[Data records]
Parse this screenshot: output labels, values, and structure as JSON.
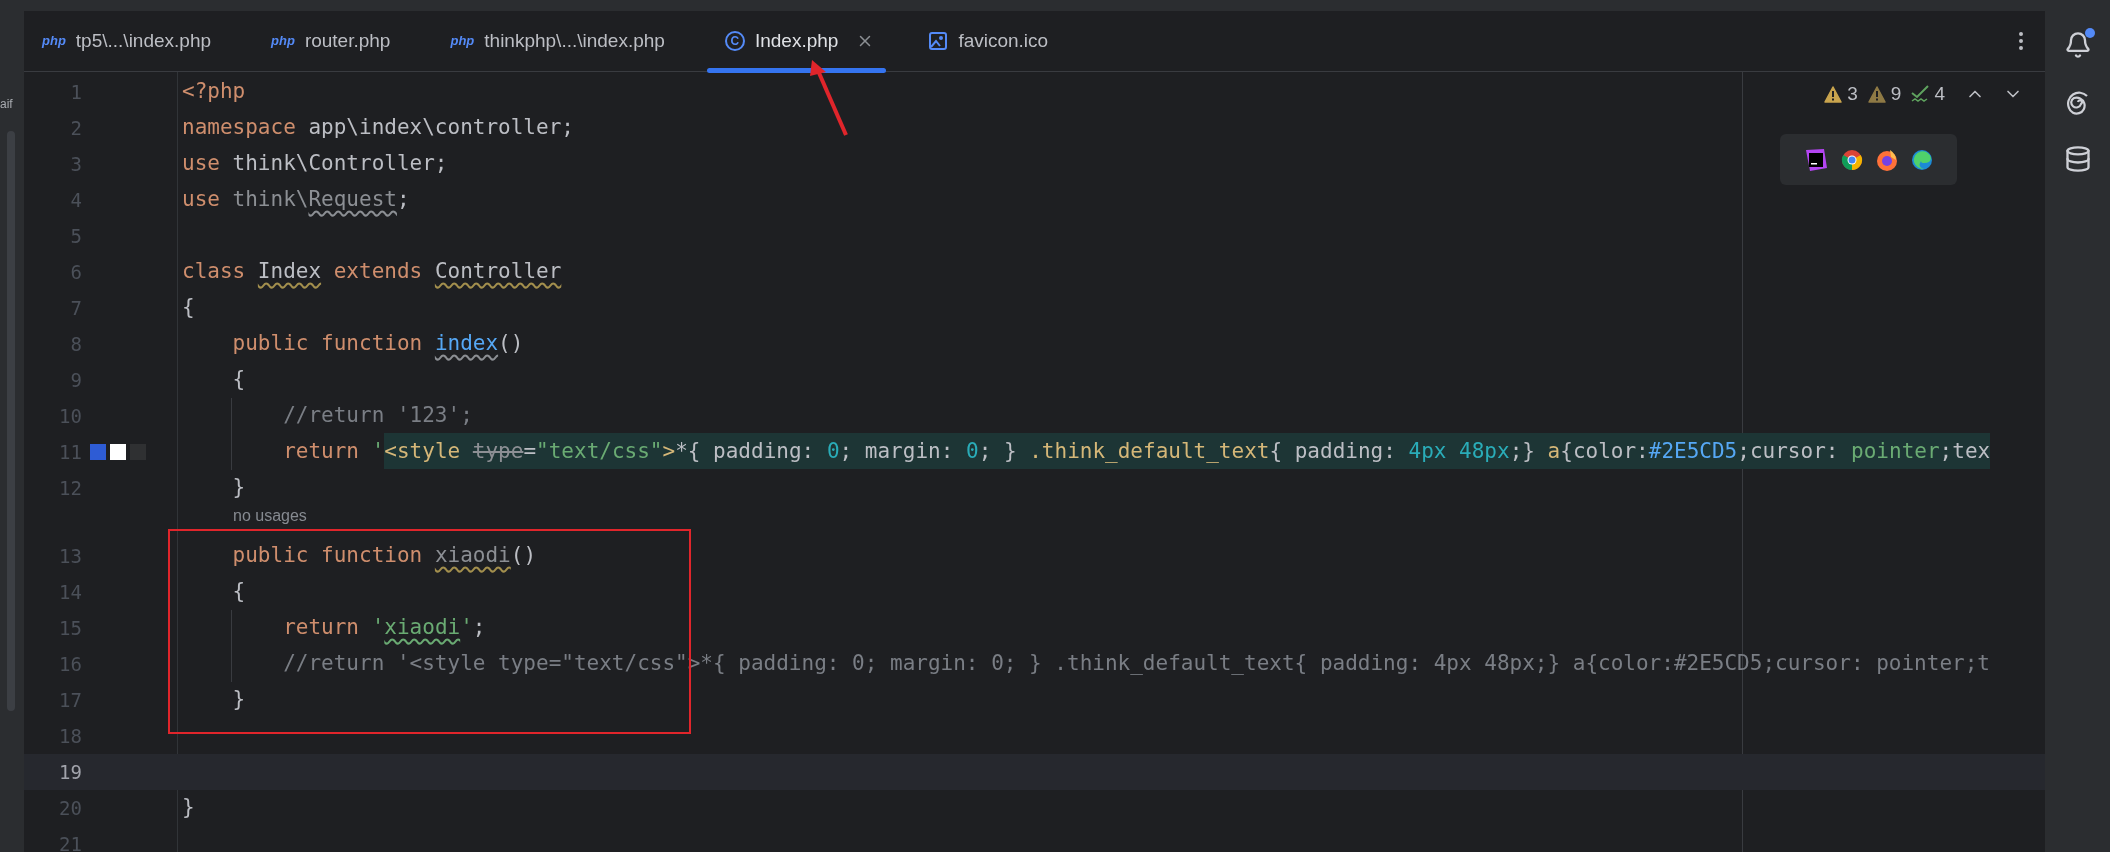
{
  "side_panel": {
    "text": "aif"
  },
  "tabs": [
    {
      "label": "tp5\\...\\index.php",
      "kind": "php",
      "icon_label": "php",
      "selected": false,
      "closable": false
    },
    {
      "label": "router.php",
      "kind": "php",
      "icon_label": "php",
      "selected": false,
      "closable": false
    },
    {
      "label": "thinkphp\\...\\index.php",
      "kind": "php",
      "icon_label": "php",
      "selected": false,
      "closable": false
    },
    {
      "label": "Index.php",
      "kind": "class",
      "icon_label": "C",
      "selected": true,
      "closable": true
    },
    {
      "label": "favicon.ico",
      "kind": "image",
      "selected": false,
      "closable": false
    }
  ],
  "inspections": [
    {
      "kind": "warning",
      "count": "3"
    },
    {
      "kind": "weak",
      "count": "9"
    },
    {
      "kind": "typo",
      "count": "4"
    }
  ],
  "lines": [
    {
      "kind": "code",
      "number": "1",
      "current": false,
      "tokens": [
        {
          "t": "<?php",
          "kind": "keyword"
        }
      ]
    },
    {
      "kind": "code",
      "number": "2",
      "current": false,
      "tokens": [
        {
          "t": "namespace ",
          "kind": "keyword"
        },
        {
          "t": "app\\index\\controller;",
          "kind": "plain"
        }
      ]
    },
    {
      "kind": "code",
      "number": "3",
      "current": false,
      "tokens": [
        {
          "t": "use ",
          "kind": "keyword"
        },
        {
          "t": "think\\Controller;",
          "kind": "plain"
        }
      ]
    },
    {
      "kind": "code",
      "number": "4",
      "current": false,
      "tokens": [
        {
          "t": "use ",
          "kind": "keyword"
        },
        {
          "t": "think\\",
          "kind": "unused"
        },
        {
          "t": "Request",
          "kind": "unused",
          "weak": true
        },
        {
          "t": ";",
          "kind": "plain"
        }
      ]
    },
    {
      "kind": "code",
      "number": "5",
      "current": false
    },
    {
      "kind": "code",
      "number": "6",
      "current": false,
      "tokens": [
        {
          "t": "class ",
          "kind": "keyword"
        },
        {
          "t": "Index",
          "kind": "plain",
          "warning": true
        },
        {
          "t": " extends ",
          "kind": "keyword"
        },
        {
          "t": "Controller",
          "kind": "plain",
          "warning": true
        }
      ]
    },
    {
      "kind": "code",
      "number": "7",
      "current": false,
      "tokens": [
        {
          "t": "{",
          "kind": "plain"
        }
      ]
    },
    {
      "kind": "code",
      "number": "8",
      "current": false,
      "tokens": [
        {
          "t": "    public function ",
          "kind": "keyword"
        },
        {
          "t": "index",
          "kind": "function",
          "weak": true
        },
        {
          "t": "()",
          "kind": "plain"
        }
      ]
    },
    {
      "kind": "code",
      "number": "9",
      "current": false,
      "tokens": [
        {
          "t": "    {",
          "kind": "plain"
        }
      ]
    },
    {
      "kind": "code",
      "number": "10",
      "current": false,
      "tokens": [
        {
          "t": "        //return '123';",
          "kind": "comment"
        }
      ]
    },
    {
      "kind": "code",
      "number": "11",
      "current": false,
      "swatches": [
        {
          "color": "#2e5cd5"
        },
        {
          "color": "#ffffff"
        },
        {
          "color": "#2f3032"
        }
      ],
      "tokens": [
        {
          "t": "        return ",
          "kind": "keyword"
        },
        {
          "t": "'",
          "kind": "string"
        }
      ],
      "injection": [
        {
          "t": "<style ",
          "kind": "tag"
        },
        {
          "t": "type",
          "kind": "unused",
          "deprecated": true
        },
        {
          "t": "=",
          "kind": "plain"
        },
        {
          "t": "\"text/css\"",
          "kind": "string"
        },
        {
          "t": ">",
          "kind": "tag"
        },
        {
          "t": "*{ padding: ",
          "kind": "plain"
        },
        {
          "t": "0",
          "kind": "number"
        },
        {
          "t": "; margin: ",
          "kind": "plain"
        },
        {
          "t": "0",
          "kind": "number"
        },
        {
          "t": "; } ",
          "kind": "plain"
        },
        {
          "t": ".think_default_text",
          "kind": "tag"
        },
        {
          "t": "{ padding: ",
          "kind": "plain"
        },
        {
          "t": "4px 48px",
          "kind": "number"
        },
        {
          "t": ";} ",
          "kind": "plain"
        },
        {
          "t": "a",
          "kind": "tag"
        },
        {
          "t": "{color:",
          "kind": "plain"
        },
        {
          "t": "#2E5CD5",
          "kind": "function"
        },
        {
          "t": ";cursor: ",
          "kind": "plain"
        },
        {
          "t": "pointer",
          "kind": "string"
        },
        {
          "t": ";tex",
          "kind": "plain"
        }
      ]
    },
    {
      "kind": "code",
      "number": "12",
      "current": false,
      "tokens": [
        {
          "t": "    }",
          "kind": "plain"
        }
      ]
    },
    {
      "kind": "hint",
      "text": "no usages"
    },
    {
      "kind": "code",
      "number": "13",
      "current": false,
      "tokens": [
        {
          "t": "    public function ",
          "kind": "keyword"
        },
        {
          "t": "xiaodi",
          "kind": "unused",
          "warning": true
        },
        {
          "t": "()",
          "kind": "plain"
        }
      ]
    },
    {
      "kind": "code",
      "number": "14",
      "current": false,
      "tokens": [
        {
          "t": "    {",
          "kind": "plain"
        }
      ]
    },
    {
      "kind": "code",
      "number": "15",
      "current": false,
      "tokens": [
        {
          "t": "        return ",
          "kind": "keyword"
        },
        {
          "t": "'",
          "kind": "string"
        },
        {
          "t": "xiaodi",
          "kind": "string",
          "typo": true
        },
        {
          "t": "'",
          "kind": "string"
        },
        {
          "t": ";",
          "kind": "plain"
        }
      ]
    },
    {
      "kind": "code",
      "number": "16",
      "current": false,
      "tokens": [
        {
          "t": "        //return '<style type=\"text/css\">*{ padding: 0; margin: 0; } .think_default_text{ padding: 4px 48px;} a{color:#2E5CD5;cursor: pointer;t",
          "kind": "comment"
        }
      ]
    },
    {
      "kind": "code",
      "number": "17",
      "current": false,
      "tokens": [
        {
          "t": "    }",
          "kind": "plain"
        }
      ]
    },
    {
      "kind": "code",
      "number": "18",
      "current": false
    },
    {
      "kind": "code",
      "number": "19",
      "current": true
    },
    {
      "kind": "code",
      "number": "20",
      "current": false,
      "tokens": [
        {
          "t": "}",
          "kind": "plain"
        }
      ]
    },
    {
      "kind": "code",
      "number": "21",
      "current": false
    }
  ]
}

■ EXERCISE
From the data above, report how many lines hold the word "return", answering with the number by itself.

■ ANSWER SPACE
4